Dan Lyons: Boeheim’s career arc could have been monumentally different if not for an off-balance jumper by Keith Smart in the 1987 National Championship Game. If that shot rattles out, and Syracuse holds on for that national championship, it ends much of the discussions about Boeheim’s lasting legacy 16 years before his run with Carmelo Anthony in 2003. Sure, there would have been dissenting opinions who would have echoed things like “you never would have won without Derrick Coleman and Sherman Douglas“, because I don’t think Keith Smart’s shot had any impact on the status of Doug Gottlieb’s life direction. However, the two national championships would have tied him with Knight, and at this point he has more wins, and it is very hard to argue against someone who has better raw numbers than “The General”. Aside from hypothetical situations, Boeheim’s career is one defined by consistency. The man’s worst teams are on the bubble come March and have won 20+ games. His career is probably most often compared to that of Jim Calhoun for obvious reasons, and while few Syracuse fans who aren’t being very biased wouldn’t trade Boeheim’s consistency for 1999, 2004, and 2011, there is something to be said for the program Boeheim has built. Syracuse has hit a zenith in terms of recruiting, much of which is spearheaded by coach-in-waiting Mike Hopkins. In a recent USA Today interview, Boeheim said many kids commit without knowing if Boeheim will be around for more than one year of their careers, and the fact that they still come is a testament to Hopkins, and the rest of the all-alumni coaching staff at Syracuse. On the other hand, Calhoun had to be quite devious to ensure his heir apparent Kevin Ollie would receive the job, and even with Ollie doing a very nice job this year, the UConn athletic department as a whole has serious issues, some of which stemming from violations and academic struggles under Calhoun. The Syracuse program seems set up to continue to thrive under Hopkins and beyond, and that may end up being Boeheim’s most lasting legacy. College basketball is a wonderful sport because of its frenetic, one-off style tournament, but that can also throw off our opinions of someone’s legacy when it is the only thing that we weigh in terms of “greatness”. At the end of the day, championships matter above all else, but only having one should not diminish the lasting impact of nearly 40 years of sustained greatness, and the likelihood that it will continue on into the future.

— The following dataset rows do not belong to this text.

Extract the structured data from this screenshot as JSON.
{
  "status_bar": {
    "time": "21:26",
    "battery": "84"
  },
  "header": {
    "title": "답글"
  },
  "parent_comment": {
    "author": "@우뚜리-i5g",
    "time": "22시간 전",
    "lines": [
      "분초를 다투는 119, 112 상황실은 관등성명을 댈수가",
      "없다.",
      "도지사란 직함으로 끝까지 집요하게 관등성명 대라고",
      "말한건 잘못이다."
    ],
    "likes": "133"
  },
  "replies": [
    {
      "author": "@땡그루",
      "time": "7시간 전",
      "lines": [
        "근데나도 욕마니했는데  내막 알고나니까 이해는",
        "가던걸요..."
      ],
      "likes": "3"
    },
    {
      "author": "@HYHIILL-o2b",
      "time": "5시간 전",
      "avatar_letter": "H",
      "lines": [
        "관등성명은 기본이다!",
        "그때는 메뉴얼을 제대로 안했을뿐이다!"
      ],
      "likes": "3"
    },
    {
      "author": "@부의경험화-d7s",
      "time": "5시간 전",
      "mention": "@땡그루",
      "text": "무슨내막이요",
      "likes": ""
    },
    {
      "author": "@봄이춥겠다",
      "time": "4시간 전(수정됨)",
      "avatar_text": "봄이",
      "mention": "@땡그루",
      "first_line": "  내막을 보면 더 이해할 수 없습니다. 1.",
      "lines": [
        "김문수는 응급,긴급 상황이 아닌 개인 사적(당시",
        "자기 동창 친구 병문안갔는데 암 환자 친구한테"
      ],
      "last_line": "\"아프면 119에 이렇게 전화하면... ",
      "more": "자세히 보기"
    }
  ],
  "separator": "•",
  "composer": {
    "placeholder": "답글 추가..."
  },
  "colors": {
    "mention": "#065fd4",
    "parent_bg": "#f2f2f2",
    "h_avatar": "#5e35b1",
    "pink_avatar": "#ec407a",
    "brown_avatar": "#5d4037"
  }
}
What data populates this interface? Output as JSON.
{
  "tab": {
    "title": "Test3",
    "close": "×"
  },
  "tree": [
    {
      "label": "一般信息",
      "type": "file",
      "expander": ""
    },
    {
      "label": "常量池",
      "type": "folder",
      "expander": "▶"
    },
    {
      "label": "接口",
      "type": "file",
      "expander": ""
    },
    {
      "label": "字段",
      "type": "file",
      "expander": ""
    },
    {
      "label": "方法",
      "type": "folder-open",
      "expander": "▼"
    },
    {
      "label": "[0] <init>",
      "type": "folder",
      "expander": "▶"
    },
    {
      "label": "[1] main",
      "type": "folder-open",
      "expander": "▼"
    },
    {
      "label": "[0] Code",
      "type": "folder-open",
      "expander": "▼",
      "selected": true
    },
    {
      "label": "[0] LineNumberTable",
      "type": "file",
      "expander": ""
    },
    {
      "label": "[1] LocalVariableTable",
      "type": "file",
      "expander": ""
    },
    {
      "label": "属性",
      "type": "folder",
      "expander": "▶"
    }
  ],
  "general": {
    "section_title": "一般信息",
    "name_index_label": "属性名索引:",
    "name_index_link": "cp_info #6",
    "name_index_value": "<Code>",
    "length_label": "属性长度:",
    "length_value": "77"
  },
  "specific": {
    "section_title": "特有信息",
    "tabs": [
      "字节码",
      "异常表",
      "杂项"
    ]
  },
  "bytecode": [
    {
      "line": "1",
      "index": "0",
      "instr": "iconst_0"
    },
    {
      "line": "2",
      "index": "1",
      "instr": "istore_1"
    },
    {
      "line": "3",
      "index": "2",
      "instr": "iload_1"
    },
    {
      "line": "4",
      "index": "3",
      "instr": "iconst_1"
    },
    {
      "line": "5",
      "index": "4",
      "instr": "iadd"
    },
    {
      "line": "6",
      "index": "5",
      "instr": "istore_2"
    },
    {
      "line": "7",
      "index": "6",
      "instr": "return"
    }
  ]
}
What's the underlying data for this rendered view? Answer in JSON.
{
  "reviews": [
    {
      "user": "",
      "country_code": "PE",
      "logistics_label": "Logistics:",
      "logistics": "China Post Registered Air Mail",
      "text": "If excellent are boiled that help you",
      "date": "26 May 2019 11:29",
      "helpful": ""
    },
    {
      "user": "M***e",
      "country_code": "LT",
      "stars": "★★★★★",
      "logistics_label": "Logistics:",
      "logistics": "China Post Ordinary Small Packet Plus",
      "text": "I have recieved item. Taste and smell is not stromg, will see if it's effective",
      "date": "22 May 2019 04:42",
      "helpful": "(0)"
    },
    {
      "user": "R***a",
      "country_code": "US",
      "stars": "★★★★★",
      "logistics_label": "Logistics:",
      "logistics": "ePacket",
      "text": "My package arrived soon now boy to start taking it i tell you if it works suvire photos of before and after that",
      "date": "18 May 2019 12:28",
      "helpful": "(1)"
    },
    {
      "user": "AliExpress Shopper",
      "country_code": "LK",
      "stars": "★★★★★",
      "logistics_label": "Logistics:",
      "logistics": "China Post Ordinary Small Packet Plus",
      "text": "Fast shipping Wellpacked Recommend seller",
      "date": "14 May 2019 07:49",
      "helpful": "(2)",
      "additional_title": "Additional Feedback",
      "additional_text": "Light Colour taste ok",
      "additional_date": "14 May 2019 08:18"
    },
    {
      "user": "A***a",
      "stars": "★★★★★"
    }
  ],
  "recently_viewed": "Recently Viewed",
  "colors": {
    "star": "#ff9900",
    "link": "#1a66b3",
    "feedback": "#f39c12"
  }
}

I don’t think that Jim Boeheim is the greatest coach to ever live, and he may not be top five, but I think that saying he is anything other than “great” is a flawed argument.